MoveItSecurely, licensed through the Minnesota State System, allows you to transfer non-public/restricted data and large files securely to another person via a secure server. This service is available to faculty, staff, and students with a StarID. Recipients do not need a StarID. As the sender, you can indicate how many days the recipient has to download the file(s) from their MoveItSecurely "in box." Files can be saved for up to 14 days. 

Password Security

In a recent employee survey, across various industries, more than half surveyed (57%) saved passwords on sticky notes, according to Keeper Security. And it has only increased since the pandemic. The same survey found that 66% of workers are more likely to write down passwords when working from home.

  • Do not write down login and password information on paper!
  • Never write or type your passwords on a Word document or Excel spreadsheet. Doing this may seem easy for you, but it makes it easy for a hacker to find those passwords and exploit them.

Your University StarID account provides you with access to many computing services at Metro State, including email. These services may provide access to personal and sensitive information and data. Increasingly, malicious software and other methods such as “phishing” are being used to obtain your password. If someone acquires your password, they can gain unauthorized access to your account and university systems. Periodic password changes will help to safeguard your account as well as setting up multi-factor authentication.

The StarID system sends reminder emails to your preferred email address 21 days, 7 days, and 1 day before your password expires.
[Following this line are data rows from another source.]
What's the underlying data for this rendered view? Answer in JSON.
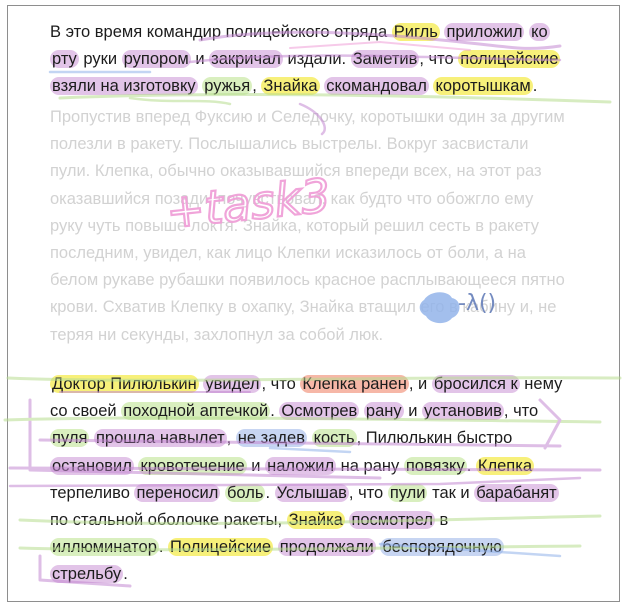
{
  "paragraph1": {
    "s01": "В это время командир полицейского отряда ",
    "s02": "Ригль",
    "s03": " ",
    "s04": "приложил",
    "s05": " ",
    "s06": "ко рту",
    "s07": " руки ",
    "s08": "рупором",
    "s09": " и ",
    "s10": "закричал",
    "s11": " издали. ",
    "s12": "Заметив",
    "s13": ", что ",
    "s14": "полицейские",
    "s15": " ",
    "s16": "взяли на изготовку",
    "s17": " ",
    "s18": "ружья",
    "s19": ", ",
    "s20": "Знайка",
    "s21": " ",
    "s22": "скомандовал",
    "s23": " ",
    "s24": "коротышкам",
    "s25": "."
  },
  "faded_text": "Пропустив вперед Фуксию и Селедочку, коротышки один за другим полезли в ракету. Послышались выстрелы. Вокруг засвистали пули. Клепка, обычно оказывавшийся впереди всех, на этот раз оказавшийся позади, почувствовал, как будто что обожгло ему руку чуть повыше локтя. Знайка, который решил сесть в ракету последним, увидел, как лицо Клепки исказилось от боли, а на белом рукаве рубашки появилось красное расплывающееся пятно крови. Схватив Клепку в охапку, Знайка втащил его в кабину и, не теряя ни секунды, захлопнул за собой люк.",
  "paragraph3": {
    "t01": "Доктор Пилюлькин",
    "t02": " ",
    "t03": "увидел",
    "t04": ", что ",
    "t05": "Клепка ранен",
    "t06": ", и ",
    "t07": "бросился к",
    "t08": " нему со своей ",
    "t09": "походной аптечкой",
    "t10": ". ",
    "t11": "Осмотрев",
    "t12": " ",
    "t13": "рану",
    "t14": " и ",
    "t15": "установив",
    "t16": ", что ",
    "t17": "пуля",
    "t18": " ",
    "t19": "прошла навылет",
    "t20": ", ",
    "t21": "не задев",
    "t22": " ",
    "t23": "кость",
    "t24": ", Пилюлькин быстро ",
    "t25": "остановил",
    "t26": " ",
    "t27": "кровотечение",
    "t28": " и ",
    "t29": "наложил",
    "t30": " на рану ",
    "t31": "повязку",
    "t32": ". ",
    "t33": "Клепка",
    "t34": " терпеливо ",
    "t35": "переносил",
    "t36": " ",
    "t37": "боль",
    "t38": ". ",
    "t39": "Услышав",
    "t40": ", что ",
    "t41": "пули",
    "t42": " так и ",
    "t43": "барабанят",
    "t44": " по стальной оболочке ракеты, ",
    "t45": "Знайка",
    "t46": " ",
    "t47": "посмотрел",
    "t48": " в ",
    "t49": "иллюминатор",
    "t50": ". ",
    "t51": "Полицейские",
    "t52": " ",
    "t53": "продолжали",
    "t54": " ",
    "t55": "беспорядочную",
    "t56": " ",
    "t57": "стрельбу",
    "t58": "."
  },
  "handwritten_note": "+task3",
  "sticker_label": "-λ()",
  "colors": {
    "yellow": "#f7f07a",
    "purple": "#e2c4e8",
    "green": "#d9efbf",
    "blue": "#c7d5f2",
    "red": "#f6b7a7",
    "pen_pink": "#f0a0d8",
    "pen_purple": "#c489d2",
    "pen_green": "#b8dd90",
    "pen_blue": "#93b4ea"
  }
}
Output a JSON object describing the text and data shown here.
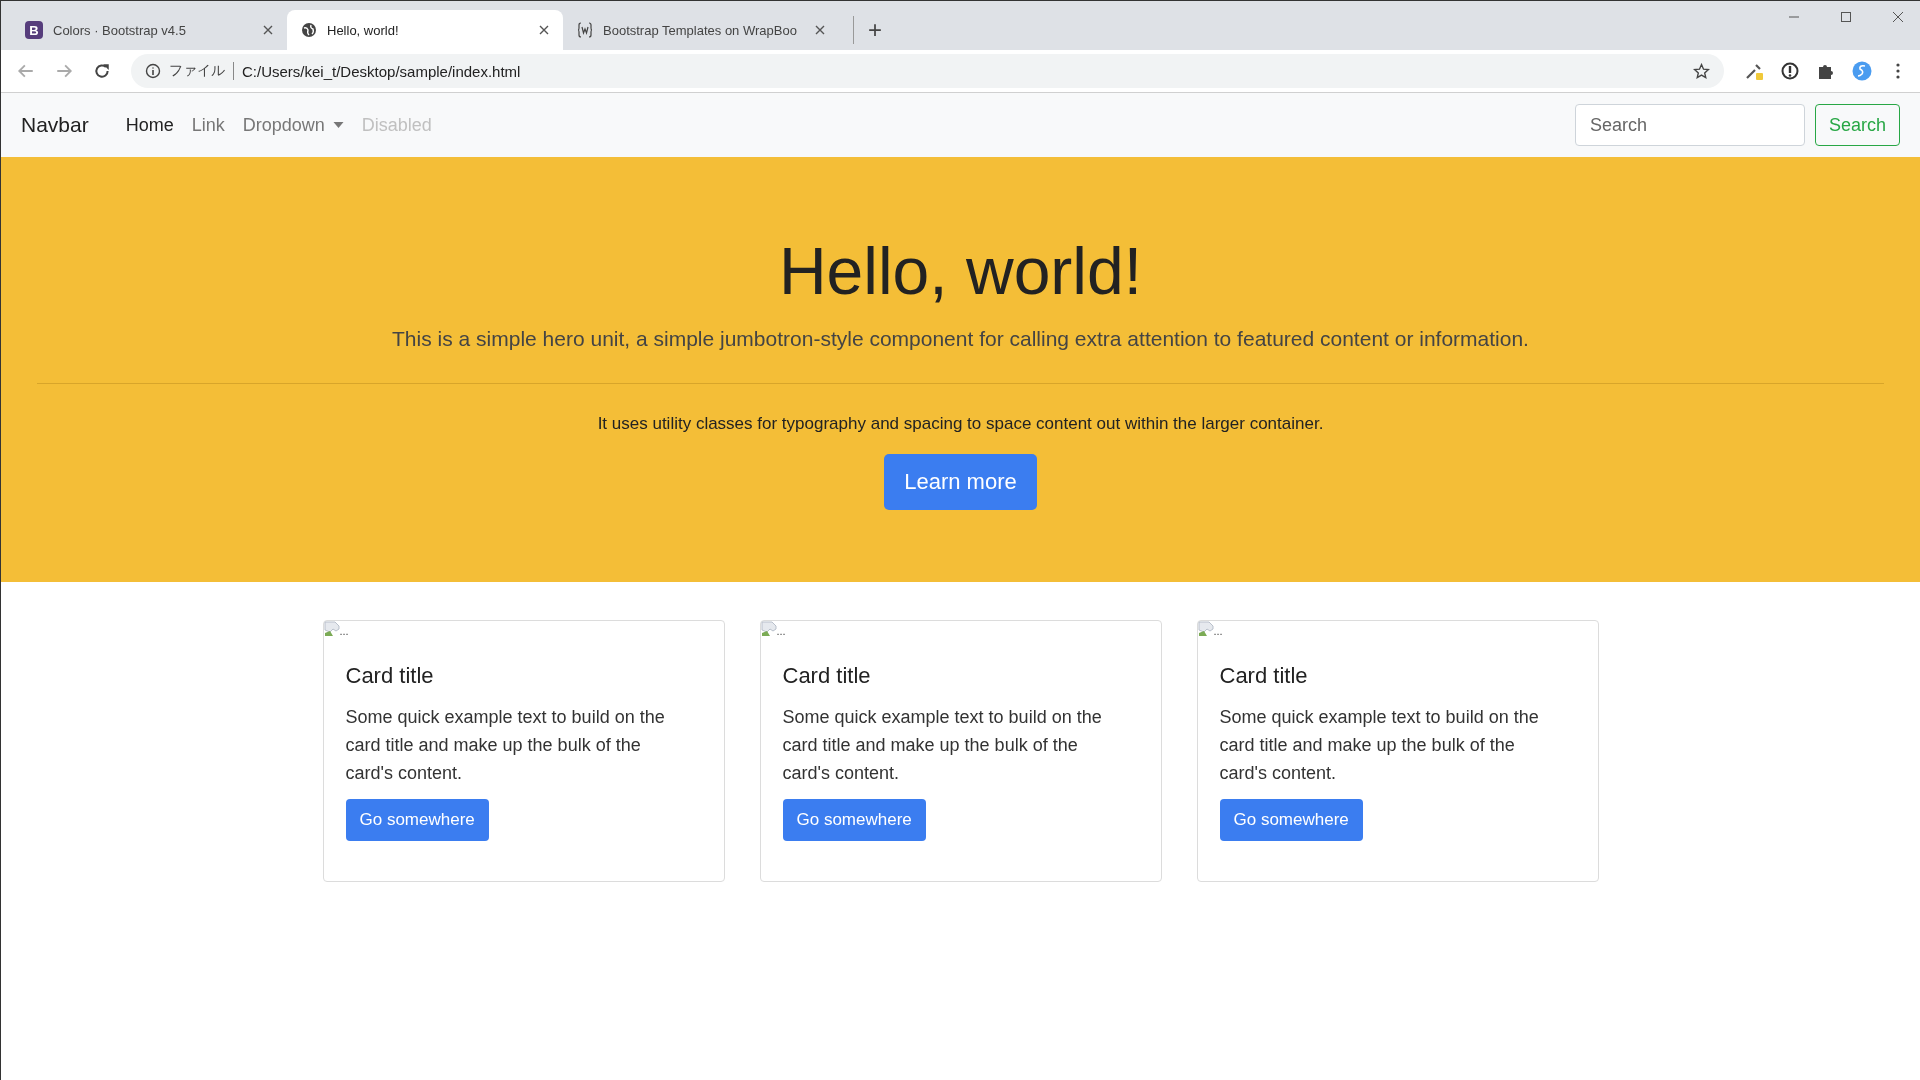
{
  "browser": {
    "tabs": [
      {
        "title": "Colors · Bootstrap v4.5",
        "kind": "letter",
        "favicon_text": "B",
        "selected": false
      },
      {
        "title": "Hello, world!",
        "kind": "globe",
        "selected": true
      },
      {
        "title": "Bootstrap Templates on WrapBoo",
        "kind": "braces",
        "selected": false
      }
    ],
    "new_tab": "+",
    "address": {
      "scheme_label": "ファイル",
      "url": "C:/Users/kei_t/Desktop/sample/index.html"
    }
  },
  "navbar": {
    "brand": "Navbar",
    "items": [
      {
        "label": "Home",
        "selected": true,
        "disabled": false,
        "dropdown": false
      },
      {
        "label": "Link",
        "selected": false,
        "disabled": false,
        "dropdown": false
      },
      {
        "label": "Dropdown",
        "selected": false,
        "disabled": false,
        "dropdown": true
      },
      {
        "label": "Disabled",
        "selected": false,
        "disabled": true,
        "dropdown": false
      }
    ],
    "search": {
      "placeholder": "Search",
      "button": "Search"
    }
  },
  "hero": {
    "title": "Hello, world!",
    "lead": "This is a simple hero unit, a simple jumbotron-style component for calling extra attention to featured content or information.",
    "text": "It uses utility classes for typography and spacing to space content out within the larger container.",
    "button": "Learn more"
  },
  "cards": [
    {
      "image_alt": "...",
      "title": "Card title",
      "text": "Some quick example text to build on the card title and make up the bulk of the card's content.",
      "button": "Go somewhere"
    },
    {
      "image_alt": "...",
      "title": "Card title",
      "text": "Some quick example text to build on the card title and make up the bulk of the card's content.",
      "button": "Go somewhere"
    },
    {
      "image_alt": "...",
      "title": "Card title",
      "text": "Some quick example text to build on the card title and make up the bulk of the card's content.",
      "button": "Go somewhere"
    }
  ]
}
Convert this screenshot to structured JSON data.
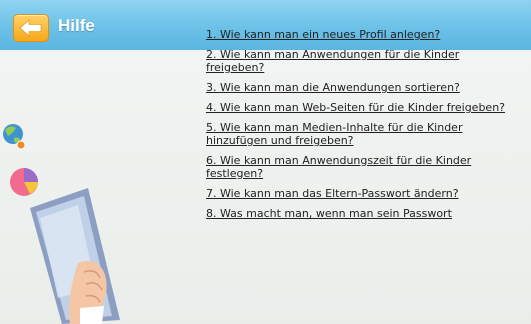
{
  "header": {
    "title": "Hilfe",
    "back_icon": "arrow-left-icon",
    "bar_color": "#6cc1e8",
    "button_color": "#f7a71a"
  },
  "faq": {
    "items": [
      {
        "label": "1. Wie kann man ein neues Profil anlegen?"
      },
      {
        "label": "2. Wie kann man Anwendungen für die Kinder freigeben?"
      },
      {
        "label": "3. Wie kann man die Anwendungen sortieren?"
      },
      {
        "label": "4. Wie kann man Web-Seiten für die Kinder freigeben?"
      },
      {
        "label": "5. Wie kann man Medien-Inhalte für die Kinder hinzufügen und freigeben?"
      },
      {
        "label": "6. Wie kann man Anwendungszeit für die Kinder festlegen?"
      },
      {
        "label": "7. Wie kann man das Eltern-Passwort ändern?"
      },
      {
        "label": "8. Was macht man, wenn man sein Passwort"
      }
    ]
  },
  "decor": {
    "icons": [
      "globe-lock-icon",
      "pie-chart-icon"
    ],
    "illustration": "hand-holding-tablet-illustration"
  }
}
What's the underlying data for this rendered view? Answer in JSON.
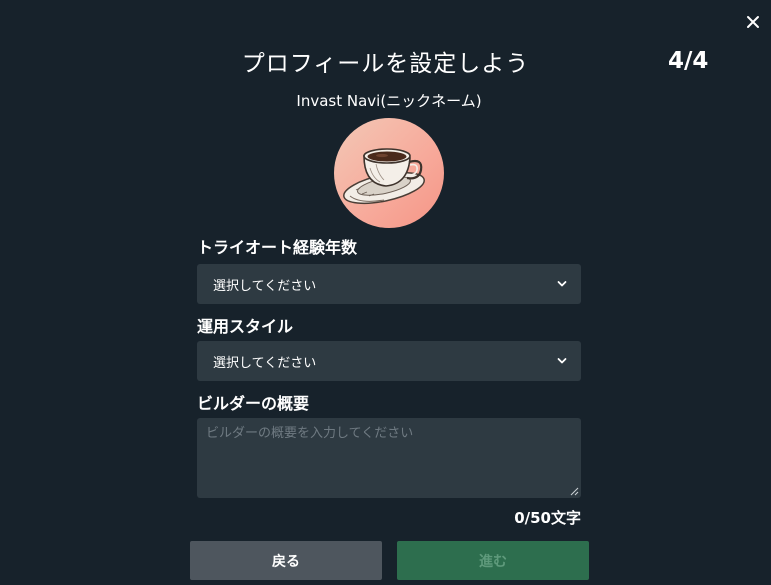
{
  "dialog": {
    "title": "プロフィールを設定しよう",
    "step": "4/4",
    "nickname": "Invast Navi(ニックネーム)"
  },
  "avatar": {
    "icon": "coffee-cup-illustration",
    "bg_color": "#f7a99a"
  },
  "fields": {
    "trial_years": {
      "label": "トライオート経験年数",
      "value": "選択してください"
    },
    "style": {
      "label": "運用スタイル",
      "value": "選択してください"
    },
    "summary": {
      "label": "ビルダーの概要",
      "placeholder": "ビルダーの概要を入力してください",
      "value": "",
      "counter": "0/50文字"
    }
  },
  "buttons": {
    "back": "戻る",
    "next": "進む"
  },
  "colors": {
    "background": "#17222b",
    "input_bg": "#2e3a42",
    "back_button": "#4e565e",
    "next_button": "#2d6e4e"
  }
}
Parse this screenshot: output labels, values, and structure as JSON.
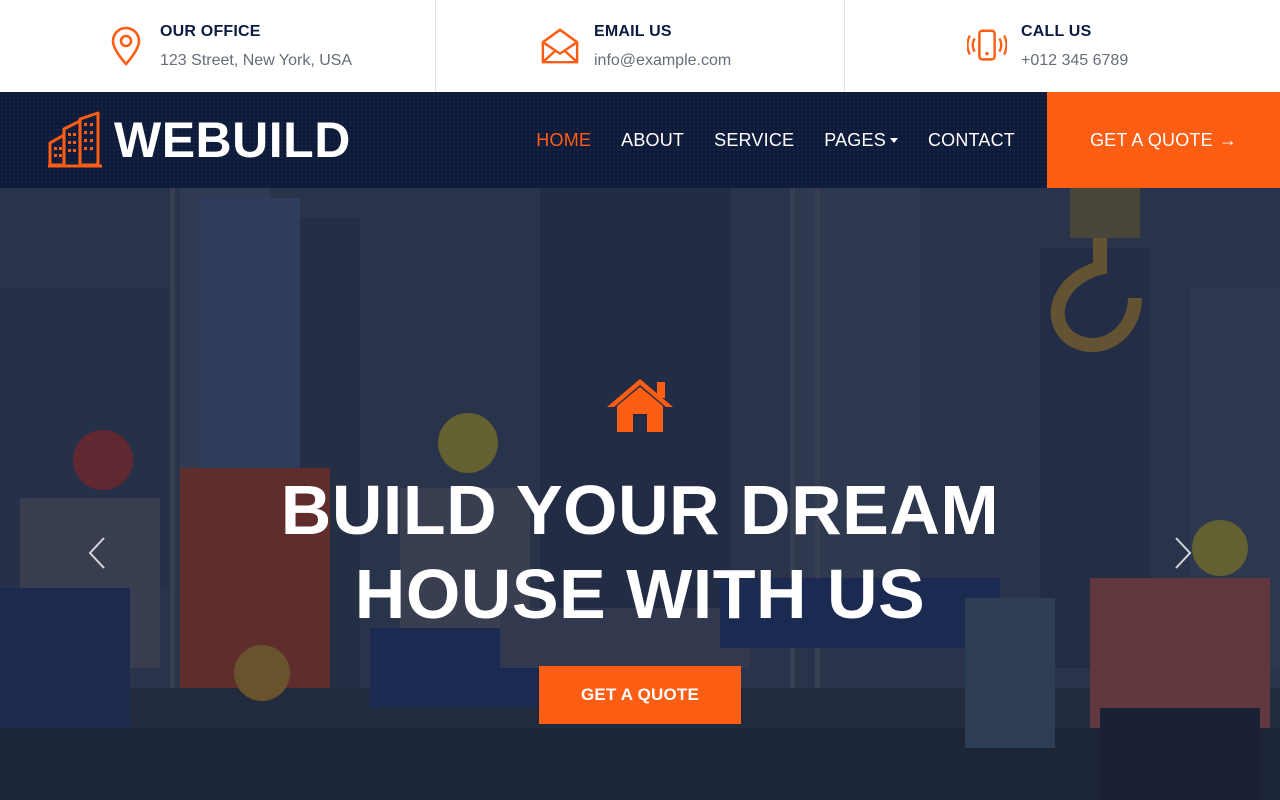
{
  "topbar": {
    "office": {
      "label": "OUR OFFICE",
      "value": "123 Street, New York, USA",
      "icon": "map-pin-icon"
    },
    "email": {
      "label": "EMAIL US",
      "value": "info@example.com",
      "icon": "envelope-icon"
    },
    "call": {
      "label": "CALL US",
      "value": "+012 345 6789",
      "icon": "phone-ringing-icon"
    }
  },
  "navbar": {
    "brand": "WEBUILD",
    "logo_icon": "building-icon",
    "items": [
      {
        "label": "HOME",
        "active": true
      },
      {
        "label": "ABOUT",
        "active": false
      },
      {
        "label": "SERVICE",
        "active": false
      },
      {
        "label": "PAGES",
        "active": false,
        "dropdown": true
      },
      {
        "label": "CONTACT",
        "active": false
      }
    ],
    "quote_button": "GET A QUOTE",
    "quote_arrow": "→"
  },
  "hero": {
    "icon": "house-icon",
    "title_line1": "BUILD YOUR DREAM",
    "title_line2": "HOUSE WITH US",
    "button": "GET A QUOTE",
    "prev_icon": "chevron-left-icon",
    "next_icon": "chevron-right-icon"
  },
  "colors": {
    "accent": "#fe5d14",
    "navy": "#0e1a39",
    "text_dark": "#0b1b3f",
    "text_muted": "#666d78"
  }
}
When you receive password expiration email notifications, it is a good practice to go directly to the known resource site you’re familiar with to change your password. For instance, rather than clicking on a link in an email, go directly to StarID Self Service at: There is always the potential to receive phishing/malicious email masquerading itself as being from an official system or source, and doing this is an added safeguard you can put into practice.

Create Strong Passwords!

Create a password from a unique, easy-to-remember phrase of 8 to 12 characters. Caution: Do not use the names of children or pets; hackers watch what you do on social media and figure that out. It is better to create and stick to one strong password than to make minor changes to a weak one. 

StarID password requirements:

The password complexity requirement associated with the StarID complies with the Minnesota State password security guideline. Passwords must meet or exceed these criteria:

  • Changed at least every 180 days.
  • Between 8 and 128 characters long.
  • Use at least 3 of these types of characters: uppercase, lowercase, numbers, special characters (ex: ?,!,#,”,$,etc.)
  • May not have been used before.
  • May not contain your first name or last name if they are longer than 2 characters.

All Minnesota State users have a responsibility and must protect their password from unauthorized use and must not share passwords with others. Minnesota State Guideline Password Usage and Handling

The National Cybersecurity Alliance (NCSA) states, “The reality is that passwords are still here, and you need to create robust passwords, enable MFA, and run the security updates and patches. You don’t have to be a technical wizard to do this.” 

If you have questions or need assistance please contact the IT Service Desk.